I can't tell you how many conversations on the evolution of structured cabling have included references to the old IBM Type 1 cabling systems. The shielded, proprietary system installed to support Big Blue's Token Ring protocol was the first near-ubiquitous system installed in customer-premises environments.
Go ahead and Google the term—IBM Type 1 cabling—and check out the nearly half-million results that come up. Well, don't check out all 448,000 results unless you have a lot of time on your hands. The point, I guess, is that Type 1 cabling is not our industry's version of the Dead Sea Scrolls; it is, in fact, a technology that is still alive for some users. I'm no longer surprised when I speak to cabling contractors and hear about how many of their customers still have some Type 1 circuits in their buildings. So, now the term Type 1 has two definitions, both relevant today to varying degrees.
The other term that will have two definitions relevant to structured cabling is "delay skew." The term initiallyappeared on the industry's radar about 12 years ago, when UTP cables were manufactured in such a way that not all of the copper pairs were insulated with the same material. In some cases, three of the four pairs were insulatedwith fluorinated ethylene propylene(FEP), while the fourth was insulatedwith polypropylene in a construction dubbed 3 x 1.

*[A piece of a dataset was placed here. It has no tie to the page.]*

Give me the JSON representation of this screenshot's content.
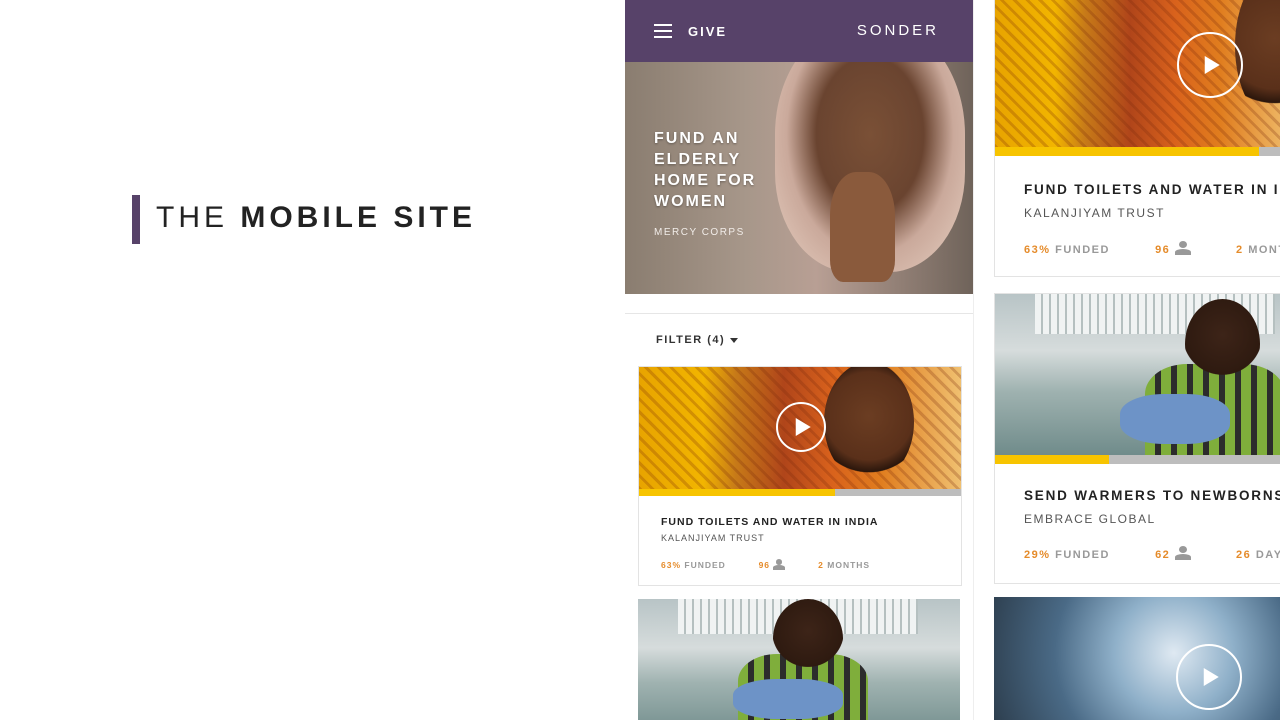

Similarly, some cables were constructed as 2 x 2—two pairs insulated with FEPand two insulated with polypropylene. Some of those cables exhibited performance anomalies because the different conductor-jacketing materials caused signals to propagate down the pairs at different rates. In some cases, those propagation differences were significant enough to distort the signal at the receiver. The situation was pervasive enough that the Telecommunications Industry Association (TIA) cabling-standards development group issued TSB-95, part of which addressed maximum allowable delay skew in twisted-pair cabling systems.
Much more recently, as other standards groups put together protocol specifications for Ethernet transmission at 40-and 100-Gbits/sec, the term "delay skew" has reared its head again—this time for optical rather than copper cabling.
While you will not see detailed technical information on delay skew in this month's issue, you will see it on our pagesshortly. Specifically, we are planning a contributed technical article for inclusion in our September issue that will detail the delay skew issue. That article will reference the use of the term more than a decade ago, as well as its similarities to/differences from differential mode delay—a multimode-fiber performance characteristic that came up during the development of the Gigabit Ethernet specifications, also about a decade ago.
In the meantime, the day after I write this, I am scheduled to interview an expert on this subject on-camera; it will be available for viewing in the Cabling Installation & Maintenance Video Library (www.cablinginstall.com).
So, get ready to wipe the dust off some familiar terms and begin using them again in conversation about the latestcabling-related technologies. I guess that's what happens when you stick with an industry that keeps moving forward.
By contrast, if you sat on the couch for a really long time, say 22 years, what would you have seen happen twice? Oh yeah, the Boston Celtics winning the NBA championship.